[Opening Material shown section]

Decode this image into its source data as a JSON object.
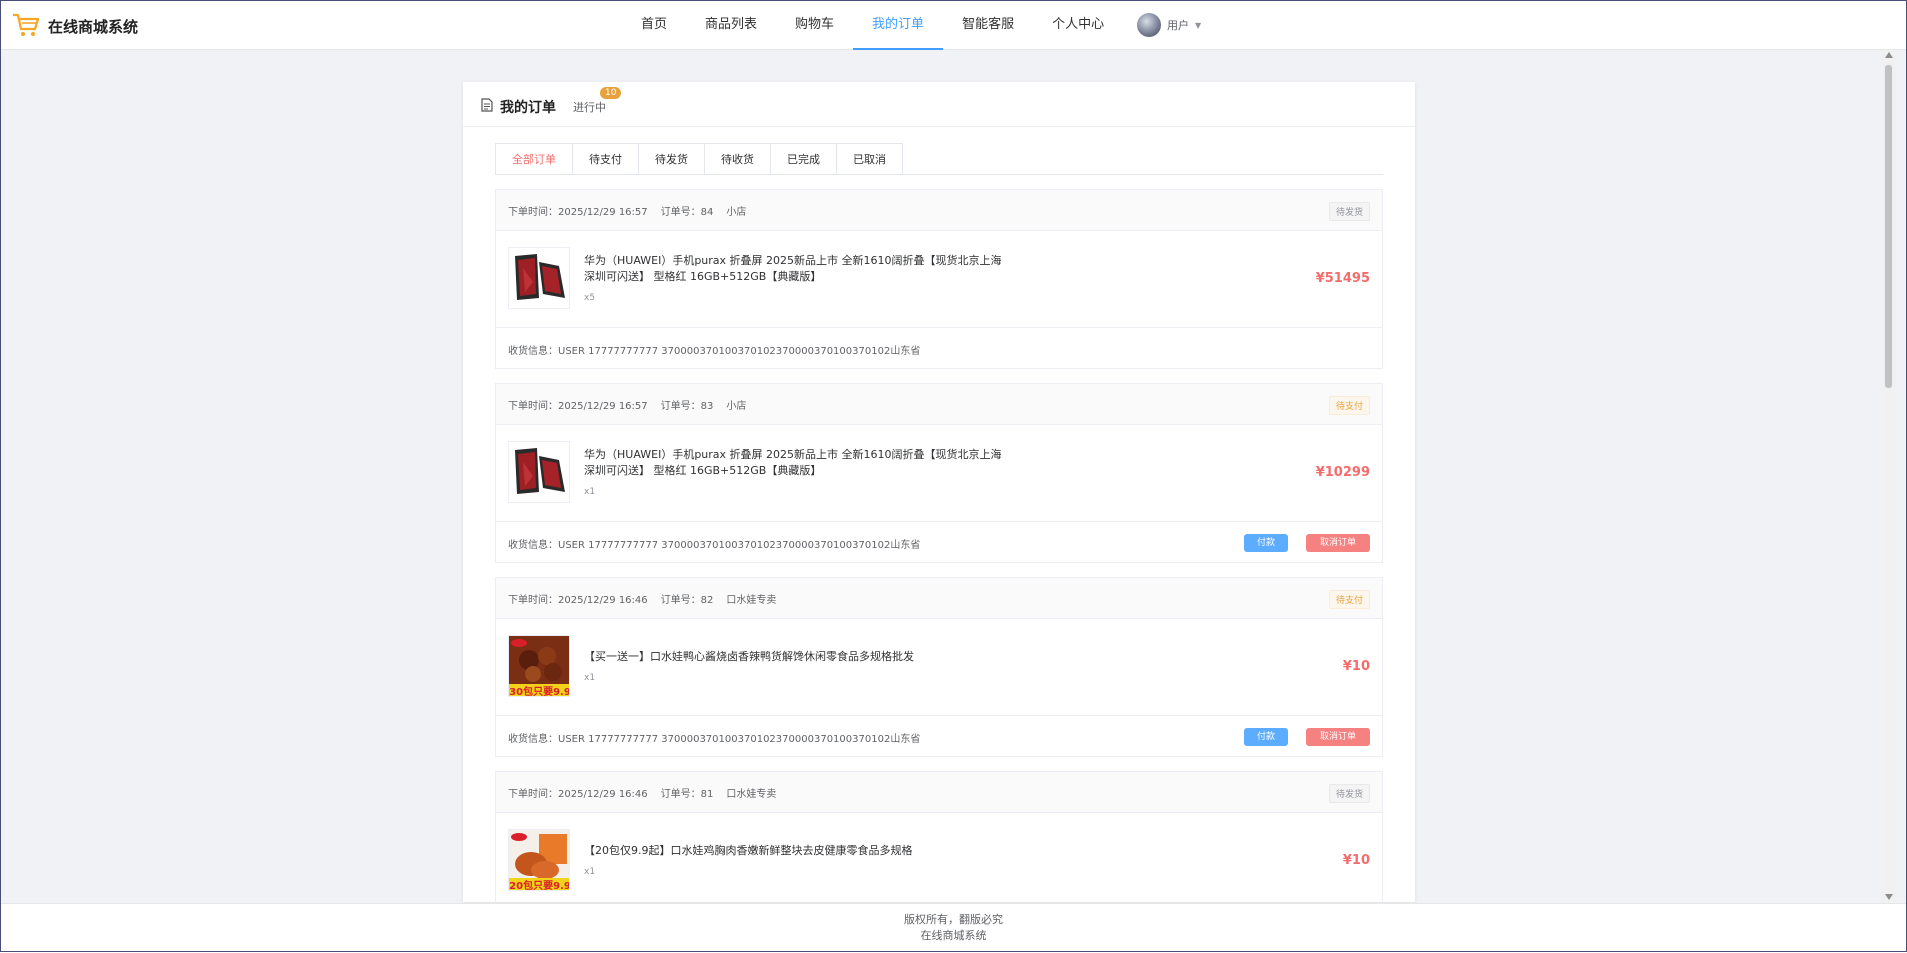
{
  "header": {
    "brand": "在线商城系统",
    "nav": [
      "首页",
      "商品列表",
      "购物车",
      "我的订单",
      "智能客服",
      "个人中心"
    ],
    "active_nav": "我的订单",
    "user_label": "用户"
  },
  "card": {
    "title": "我的订单",
    "subtitle": "进行中",
    "badge": "10",
    "tabs": [
      "全部订单",
      "待支付",
      "待发货",
      "待收货",
      "已完成",
      "已取消"
    ],
    "active_tab": "全部订单"
  },
  "orders": [
    {
      "time": "下单时间：2025/12/29 16:57",
      "order_no": "订单号：84",
      "shop": "小店",
      "status": "待发货",
      "product": "华为（HUAWEI）手机purax 折叠屏 2025新品上市 全新1610阔折叠【现货北京上海深圳可闪送】 型格红 16GB+512GB【典藏版】",
      "qty": "x5",
      "price": "¥51495",
      "address": "收货信息：USER 17777777777 370000370100370102370000370100370102山东省"
    },
    {
      "time": "下单时间：2025/12/29 16:57",
      "order_no": "订单号：83",
      "shop": "小店",
      "status": "待支付",
      "product": "华为（HUAWEI）手机purax 折叠屏 2025新品上市 全新1610阔折叠【现货北京上海深圳可闪送】 型格红 16GB+512GB【典藏版】",
      "qty": "x1",
      "price": "¥10299",
      "address": "收货信息：USER 17777777777 370000370100370102370000370100370102山东省",
      "pay_label": "付款",
      "cancel_label": "取消订单"
    },
    {
      "time": "下单时间：2025/12/29 16:46",
      "order_no": "订单号：82",
      "shop": "口水娃专卖",
      "status": "待支付",
      "product": "【买一送一】口水娃鸭心酱烧卤香辣鸭货解馋休闲零食品多规格批发",
      "qty": "x1",
      "price": "¥10",
      "thumb_text": "30包只要9.9",
      "address": "收货信息：USER 17777777777 370000370100370102370000370100370102山东省",
      "pay_label": "付款",
      "cancel_label": "取消订单"
    },
    {
      "time": "下单时间：2025/12/29 16:46",
      "order_no": "订单号：81",
      "shop": "口水娃专卖",
      "status": "待发货",
      "product": "【20包仅9.9起】口水娃鸡胸肉香嫩新鲜整块去皮健康零食品多规格",
      "qty": "x1",
      "price": "¥10",
      "thumb_text": "20包只要9.9"
    }
  ],
  "footer": {
    "line1": "版权所有，翻版必究",
    "line2": "在线商城系统"
  },
  "colors": {
    "accent": "#409eff",
    "price": "#f56c6c",
    "warning": "#e6a23c",
    "brand_cart": "#f5a623"
  }
}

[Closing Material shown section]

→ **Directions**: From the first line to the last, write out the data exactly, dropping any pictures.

→ **Result of this exercise**:
Decode this image into its source data as a JSON object.
{
  "header": {
    "brand": "在线商城系统",
    "nav": [
      "首页",
      "商品列表",
      "购物车",
      "我的订单",
      "智能客服",
      "个人中心"
    ],
    "active_nav": "我的订单",
    "user_label": "用户"
  },
  "card": {
    "title": "我的订单",
    "subtitle": "进行中",
    "badge": "10",
    "tabs": [
      "全部订单",
      "待支付",
      "待发货",
      "待收货",
      "已完成",
      "已取消"
    ],
    "active_tab": "全部订单"
  },
  "orders": [
    {
      "time": "下单时间：2025/12/29 16:57",
      "order_no": "订单号：84",
      "shop": "小店",
      "status": "待发货",
      "product": "华为（HUAWEI）手机purax 折叠屏 2025新品上市 全新1610阔折叠【现货北京上海深圳可闪送】 型格红 16GB+512GB【典藏版】",
      "qty": "x5",
      "price": "¥51495",
      "address": "收货信息：USER 17777777777 370000370100370102370000370100370102山东省"
    },
    {
      "time": "下单时间：2025/12/29 16:57",
      "order_no": "订单号：83",
      "shop": "小店",
      "status": "待支付",
      "product": "华为（HUAWEI）手机purax 折叠屏 2025新品上市 全新1610阔折叠【现货北京上海深圳可闪送】 型格红 16GB+512GB【典藏版】",
      "qty": "x1",
      "price": "¥10299",
      "address": "收货信息：USER 17777777777 370000370100370102370000370100370102山东省",
      "pay_label": "付款",
      "cancel_label": "取消订单"
    },
    {
      "time": "下单时间：2025/12/29 16:46",
      "order_no": "订单号：82",
      "shop": "口水娃专卖",
      "status": "待支付",
      "product": "【买一送一】口水娃鸭心酱烧卤香辣鸭货解馋休闲零食品多规格批发",
      "qty": "x1",
      "price": "¥10",
      "thumb_text": "30包只要9.9",
      "address": "收货信息：USER 17777777777 370000370100370102370000370100370102山东省",
      "pay_label": "付款",
      "cancel_label": "取消订单"
    },
    {
      "time": "下单时间：2025/12/29 16:46",
      "order_no": "订单号：81",
      "shop": "口水娃专卖",
      "status": "待发货",
      "product": "【20包仅9.9起】口水娃鸡胸肉香嫩新鲜整块去皮健康零食品多规格",
      "qty": "x1",
      "price": "¥10",
      "thumb_text": "20包只要9.9"
    }
  ],
  "footer": {
    "line1": "版权所有，翻版必究",
    "line2": "在线商城系统"
  },
  "colors": {
    "accent": "#409eff",
    "price": "#f56c6c",
    "warning": "#e6a23c",
    "brand_cart": "#f5a623"
  }
}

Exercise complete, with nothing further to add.